▶ [Problem statement]:
Please repeat the listing exactly, with every line intact.

▶ [Data provided]:

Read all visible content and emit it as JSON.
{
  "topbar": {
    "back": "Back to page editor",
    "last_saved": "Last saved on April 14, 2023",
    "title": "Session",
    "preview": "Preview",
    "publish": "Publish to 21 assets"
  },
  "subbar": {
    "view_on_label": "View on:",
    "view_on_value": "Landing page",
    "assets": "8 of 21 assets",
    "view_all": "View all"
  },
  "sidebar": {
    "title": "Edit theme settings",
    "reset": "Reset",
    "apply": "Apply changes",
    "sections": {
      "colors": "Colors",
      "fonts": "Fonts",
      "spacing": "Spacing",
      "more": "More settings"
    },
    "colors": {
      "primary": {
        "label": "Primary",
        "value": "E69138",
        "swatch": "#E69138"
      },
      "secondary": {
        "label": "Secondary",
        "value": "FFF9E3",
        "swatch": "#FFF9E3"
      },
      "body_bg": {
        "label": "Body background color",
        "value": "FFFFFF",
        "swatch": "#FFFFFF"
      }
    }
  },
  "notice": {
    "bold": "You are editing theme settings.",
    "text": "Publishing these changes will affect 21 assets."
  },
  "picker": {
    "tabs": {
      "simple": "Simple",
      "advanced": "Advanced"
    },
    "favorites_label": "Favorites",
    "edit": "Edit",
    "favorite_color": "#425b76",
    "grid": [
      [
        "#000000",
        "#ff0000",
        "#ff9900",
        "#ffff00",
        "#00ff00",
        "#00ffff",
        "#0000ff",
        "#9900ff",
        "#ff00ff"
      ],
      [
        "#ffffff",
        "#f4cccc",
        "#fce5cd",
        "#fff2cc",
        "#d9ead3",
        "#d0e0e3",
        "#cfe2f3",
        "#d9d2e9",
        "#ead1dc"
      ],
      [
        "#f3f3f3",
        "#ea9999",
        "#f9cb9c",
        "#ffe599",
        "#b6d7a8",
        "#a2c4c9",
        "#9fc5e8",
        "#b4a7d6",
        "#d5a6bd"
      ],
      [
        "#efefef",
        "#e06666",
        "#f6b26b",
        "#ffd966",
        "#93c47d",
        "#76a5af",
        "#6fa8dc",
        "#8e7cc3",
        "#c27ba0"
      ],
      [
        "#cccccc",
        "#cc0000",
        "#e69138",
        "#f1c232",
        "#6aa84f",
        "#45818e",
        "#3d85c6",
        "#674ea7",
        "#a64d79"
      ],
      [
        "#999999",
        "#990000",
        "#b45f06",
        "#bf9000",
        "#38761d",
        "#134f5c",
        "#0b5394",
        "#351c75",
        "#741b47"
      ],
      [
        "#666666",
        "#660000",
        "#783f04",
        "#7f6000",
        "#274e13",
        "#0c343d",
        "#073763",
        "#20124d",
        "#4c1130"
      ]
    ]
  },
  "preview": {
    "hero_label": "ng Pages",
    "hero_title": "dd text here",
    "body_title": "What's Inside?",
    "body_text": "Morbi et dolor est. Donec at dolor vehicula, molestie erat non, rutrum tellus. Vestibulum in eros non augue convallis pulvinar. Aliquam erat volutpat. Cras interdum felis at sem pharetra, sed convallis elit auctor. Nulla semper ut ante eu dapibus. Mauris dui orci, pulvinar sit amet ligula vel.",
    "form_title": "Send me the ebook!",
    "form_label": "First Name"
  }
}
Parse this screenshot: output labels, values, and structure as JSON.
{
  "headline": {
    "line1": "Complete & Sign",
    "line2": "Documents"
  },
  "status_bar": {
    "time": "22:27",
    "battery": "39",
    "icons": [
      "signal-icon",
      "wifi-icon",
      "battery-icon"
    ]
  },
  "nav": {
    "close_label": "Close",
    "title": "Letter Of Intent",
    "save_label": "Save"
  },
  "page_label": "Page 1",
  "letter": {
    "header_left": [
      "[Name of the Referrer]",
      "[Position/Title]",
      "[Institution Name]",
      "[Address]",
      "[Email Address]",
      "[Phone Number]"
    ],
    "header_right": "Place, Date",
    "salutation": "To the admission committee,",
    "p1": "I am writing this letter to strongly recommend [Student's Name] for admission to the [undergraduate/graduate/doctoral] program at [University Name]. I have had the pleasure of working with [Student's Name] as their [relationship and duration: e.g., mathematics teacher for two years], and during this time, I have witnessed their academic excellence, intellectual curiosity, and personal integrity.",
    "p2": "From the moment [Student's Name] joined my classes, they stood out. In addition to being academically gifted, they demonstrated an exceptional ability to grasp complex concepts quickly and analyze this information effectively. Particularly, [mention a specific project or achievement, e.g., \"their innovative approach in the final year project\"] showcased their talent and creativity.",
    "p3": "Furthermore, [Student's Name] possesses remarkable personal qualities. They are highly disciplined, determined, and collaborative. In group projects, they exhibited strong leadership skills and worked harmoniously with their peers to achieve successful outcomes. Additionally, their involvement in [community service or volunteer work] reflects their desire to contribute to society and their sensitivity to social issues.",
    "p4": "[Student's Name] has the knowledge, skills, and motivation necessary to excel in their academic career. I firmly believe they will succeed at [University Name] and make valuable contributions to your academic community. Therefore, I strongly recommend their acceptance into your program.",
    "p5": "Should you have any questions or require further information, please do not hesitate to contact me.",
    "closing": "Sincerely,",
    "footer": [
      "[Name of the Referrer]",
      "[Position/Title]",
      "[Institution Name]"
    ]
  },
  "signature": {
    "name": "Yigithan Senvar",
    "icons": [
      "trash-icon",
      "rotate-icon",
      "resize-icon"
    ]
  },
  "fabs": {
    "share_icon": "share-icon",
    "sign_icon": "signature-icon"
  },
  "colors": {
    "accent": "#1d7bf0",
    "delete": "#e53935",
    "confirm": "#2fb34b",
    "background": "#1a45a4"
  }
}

▶ [Output for this exercise]:
Read all visible content and emit it as JSON.
{
  "topbar": {
    "back": "Back to page editor",
    "last_saved": "Last saved on April 14, 2023",
    "title": "Session",
    "preview": "Preview",
    "publish": "Publish to 21 assets"
  },
  "subbar": {
    "view_on_label": "View on:",
    "view_on_value": "Landing page",
    "assets": "8 of 21 assets",
    "view_all": "View all"
  },
  "sidebar": {
    "title": "Edit theme settings",
    "reset": "Reset",
    "apply": "Apply changes",
    "sections": {
      "colors": "Colors",
      "fonts": "Fonts",
      "spacing": "Spacing",
      "more": "More settings"
    },
    "colors": {
      "primary": {
        "label": "Primary",
        "value": "E69138",
        "swatch": "#E69138"
      },
      "secondary": {
        "label": "Secondary",
        "value": "FFF9E3",
        "swatch": "#FFF9E3"
      },
      "body_bg": {
        "label": "Body background color",
        "value": "FFFFFF",
        "swatch": "#FFFFFF"
      }
    }
  },
  "notice": {
    "bold": "You are editing theme settings.",
    "text": "Publishing these changes will affect 21 assets."
  },
  "picker": {
    "tabs": {
      "simple": "Simple",
      "advanced": "Advanced"
    },
    "favorites_label": "Favorites",
    "edit": "Edit",
    "favorite_color": "#425b76",
    "grid": [
      [
        "#000000",
        "#ff0000",
        "#ff9900",
        "#ffff00",
        "#00ff00",
        "#00ffff",
        "#0000ff",
        "#9900ff",
        "#ff00ff"
      ],
      [
        "#ffffff",
        "#f4cccc",
        "#fce5cd",
        "#fff2cc",
        "#d9ead3",
        "#d0e0e3",
        "#cfe2f3",
        "#d9d2e9",
        "#ead1dc"
      ],
      [
        "#f3f3f3",
        "#ea9999",
        "#f9cb9c",
        "#ffe599",
        "#b6d7a8",
        "#a2c4c9",
        "#9fc5e8",
        "#b4a7d6",
        "#d5a6bd"
      ],
      [
        "#efefef",
        "#e06666",
        "#f6b26b",
        "#ffd966",
        "#93c47d",
        "#76a5af",
        "#6fa8dc",
        "#8e7cc3",
        "#c27ba0"
      ],
      [
        "#cccccc",
        "#cc0000",
        "#e69138",
        "#f1c232",
        "#6aa84f",
        "#45818e",
        "#3d85c6",
        "#674ea7",
        "#a64d79"
      ],
      [
        "#999999",
        "#990000",
        "#b45f06",
        "#bf9000",
        "#38761d",
        "#134f5c",
        "#0b5394",
        "#351c75",
        "#741b47"
      ],
      [
        "#666666",
        "#660000",
        "#783f04",
        "#7f6000",
        "#274e13",
        "#0c343d",
        "#073763",
        "#20124d",
        "#4c1130"
      ]
    ]
  },
  "preview": {
    "hero_label": "ng Pages",
    "hero_title": "dd text here",
    "body_title": "What's Inside?",
    "body_text": "Morbi et dolor est. Donec at dolor vehicula, molestie erat non, rutrum tellus. Vestibulum in eros non augue convallis pulvinar. Aliquam erat volutpat. Cras interdum felis at sem pharetra, sed convallis elit auctor. Nulla semper ut ante eu dapibus. Mauris dui orci, pulvinar sit amet ligula vel.",
    "form_title": "Send me the ebook!",
    "form_label": "First Name"
  }
}
Parse this screenshot: output labels, values, and structure as JSON.
{
  "headline": {
    "line1": "Complete & Sign",
    "line2": "Documents"
  },
  "status_bar": {
    "time": "22:27",
    "battery": "39",
    "icons": [
      "signal-icon",
      "wifi-icon",
      "battery-icon"
    ]
  },
  "nav": {
    "close_label": "Close",
    "title": "Letter Of Intent",
    "save_label": "Save"
  },
  "page_label": "Page 1",
  "letter": {
    "header_left": [
      "[Name of the Referrer]",
      "[Position/Title]",
      "[Institution Name]",
      "[Address]",
      "[Email Address]",
      "[Phone Number]"
    ],
    "header_right": "Place, Date",
    "salutation": "To the admission committee,",
    "p1": "I am writing this letter to strongly recommend [Student's Name] for admission to the [undergraduate/graduate/doctoral] program at [University Name]. I have had the pleasure of working with [Student's Name] as their [relationship and duration: e.g., mathematics teacher for two years], and during this time, I have witnessed their academic excellence, intellectual curiosity, and personal integrity.",
    "p2": "From the moment [Student's Name] joined my classes, they stood out. In addition to being academically gifted, they demonstrated an exceptional ability to grasp complex concepts quickly and analyze this information effectively. Particularly, [mention a specific project or achievement, e.g., \"their innovative approach in the final year project\"] showcased their talent and creativity.",
    "p3": "Furthermore, [Student's Name] possesses remarkable personal qualities. They are highly disciplined, determined, and collaborative. In group projects, they exhibited strong leadership skills and worked harmoniously with their peers to achieve successful outcomes. Additionally, their involvement in [community service or volunteer work] reflects their desire to contribute to society and their sensitivity to social issues.",
    "p4": "[Student's Name] has the knowledge, skills, and motivation necessary to excel in their academic career. I firmly believe they will succeed at [University Name] and make valuable contributions to your academic community. Therefore, I strongly recommend their acceptance into your program.",
    "p5": "Should you have any questions or require further information, please do not hesitate to contact me.",
    "closing": "Sincerely,",
    "footer": [
      "[Name of the Referrer]",
      "[Position/Title]",
      "[Institution Name]"
    ]
  },
  "signature": {
    "name": "Yigithan Senvar",
    "icons": [
      "trash-icon",
      "rotate-icon",
      "resize-icon"
    ]
  },
  "fabs": {
    "share_icon": "share-icon",
    "sign_icon": "signature-icon"
  },
  "colors": {
    "accent": "#1d7bf0",
    "delete": "#e53935",
    "confirm": "#2fb34b",
    "background": "#1a45a4"
  }
}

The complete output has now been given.